By Anna Pulley
By Erin Sherbert
By Chris Roberts
By Erin Sherbert
By Rachel Swan
By Joe Eskenazi
By Erin Sherbert
By Erin Sherbert
Or why Mr. Bill isn't a likely savior:It appears that your piece ("Gridlock," Matt Smith, May 4) is mostly the recycled mantra that the press has over the years reported by "rounding up the usual suspects" at Muni and City Hall. Good journalism would require you to name some examples of the people, the incidents, and processes involved that support your claim that union officials, elected officials, bureaucrats, etc., have deliberately worked against the public interest in transit service.
You accuse transit operators of providing less service and getting more overtime because the system allows them to miss work and not be punished. (Sounds like news articles in the 1990s.) Where is your evidence? Prop. E specifically punishes operators who have miss outs. If service is bad, it's not the miss outs, as records would show. Where is your data on absenteeism and overtime?
According to other newspapers and the previous [civil] grand jury report (a report critical of Michael Burns), there had not been any data showing that transit operators have abused overtime. However, there were harsh accusations from these sources on overtime at the Police and Fire Departments. Mr. Matt, where is your evidence?
As in an earlier article by you, you showed great disdain that the 38 Geary stops at several locations in the Tenderloin. Let me apologize to you for the city that poor people would be near you if you ride the 38 Geary. Again you have your facts wrong, despite some of the letters to your editor correcting you. Muni already has provided people like you the means to avoid poor people. The 38 Geary has for decades operated the 38L from dawn to 7 p.m. that has only one stop in the Tenderloin between Van Ness and Powell. Also there are the 38BX and 38AX lines that avoid the Tenderloin entirely and also every street after Masonic and 25th Avenue respectively. Yet, Muni scandalously paid the private consultants Nelson-Nygaard money better used for other needs, to come up with the no-brainer that the 38 Geary would go faster if bus stops were eliminated.
Without any facts you have already crowned Bill Lieberman the savior of Muni. Why don't you wait and see first? Michael Burns had similarly been crowned when he first arrived. Yet, when he first arrived [Michael Burns had] a $185 million budget increase; Michael Burns now has a $57 million budget deficit, service targets that were never met in his five years at Muni, millions in lawsuits paid out to people injured or killed by Muni due to failed accident programs costing millions, hundreds of thousands paid out for sexual and racial harassments lawsuits, etc.
If Michael Burns is a savior, why do we now after five years need another one? If Michael Burns chose Mr. Bill, then that would be bad news.

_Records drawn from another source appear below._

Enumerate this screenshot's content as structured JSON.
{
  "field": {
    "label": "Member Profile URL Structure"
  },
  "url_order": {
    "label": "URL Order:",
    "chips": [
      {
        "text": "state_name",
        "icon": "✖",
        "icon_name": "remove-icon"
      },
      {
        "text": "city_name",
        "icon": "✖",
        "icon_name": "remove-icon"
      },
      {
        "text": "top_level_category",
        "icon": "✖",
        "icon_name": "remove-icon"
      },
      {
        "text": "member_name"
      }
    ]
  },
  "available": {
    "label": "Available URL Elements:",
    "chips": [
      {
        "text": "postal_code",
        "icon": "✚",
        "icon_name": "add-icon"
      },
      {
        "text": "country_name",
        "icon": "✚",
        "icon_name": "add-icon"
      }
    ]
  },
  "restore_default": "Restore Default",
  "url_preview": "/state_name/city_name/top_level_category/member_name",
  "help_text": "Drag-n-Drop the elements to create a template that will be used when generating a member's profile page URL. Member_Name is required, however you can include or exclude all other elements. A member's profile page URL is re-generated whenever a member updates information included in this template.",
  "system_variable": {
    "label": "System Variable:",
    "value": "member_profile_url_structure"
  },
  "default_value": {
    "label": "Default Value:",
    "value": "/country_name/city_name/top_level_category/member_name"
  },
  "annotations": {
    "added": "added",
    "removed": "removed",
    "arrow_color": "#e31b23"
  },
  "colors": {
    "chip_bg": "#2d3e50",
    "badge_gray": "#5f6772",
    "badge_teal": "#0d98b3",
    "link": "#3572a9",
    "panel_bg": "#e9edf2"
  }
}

Journalism even worse than Detroit's:I have read some poor journalism in my time (I live in Detroit), but nothing that could come close to your piece on Frank Vega ("Darth Vega to the Rescue," May 4). How does it feel to have that much smoke blown up your ass? I'd really like to know. Reporter Craggs wrote as if he had a schoolgirl crush on the bad man from Detroit. Embedded inside the valentine were moments of jaw-dropping stupidity. A little bit of research, a little less breathlessness on the part of your reporter would have revealed a few insights.
If you think the San Francisco Chronicle lost money before this year, just wait. Circulation and ad revenues at the Detroit Newspapers have plunged to an industry low. Even as overall circulation in the United States has dropped, we have astonishingly low numbers, and this from a newspaper town. In 1994, the year before the lockout the papers made $55 million. They will never see those numbers again. Ad revenues are flat. Interest is zero. Ask people why they don't buy the Detroit News and the Detroit Free Press and the answer is usually the same: They resubscribed when the labor struggle was over, but the newspapers suck.
It's telling that on the week of the Pulitzer announcements, the big story in Detroit was how the Free Press star writer, Mitch Albom, had lied in a column he wrote. There will be no more champagne corks popping in Detroit on Pulitzer day, and this is something that writers at the Chronicle should know.
The cost cutting measures applied due to the poor fortunes of the paper has meant no money for investigative reporting, less money for real reporters (and not the mooks they brought in to scab). The papers are filled with wire stories. At the same time, Vega raked in huge bonuses for each year of the lockout, despite his relatively poor performance.
If you want to know why Frank Vega left Detroit, the answer is simple. [The Chronicle] offered him bags full of money. Everyone from Detroit who left to join his team spent the last days at the paper bragging about how much money they were making. If they're making job cuts and benefit cuts, it's going to be to justify the huge salaries being made by these carpetbaggers.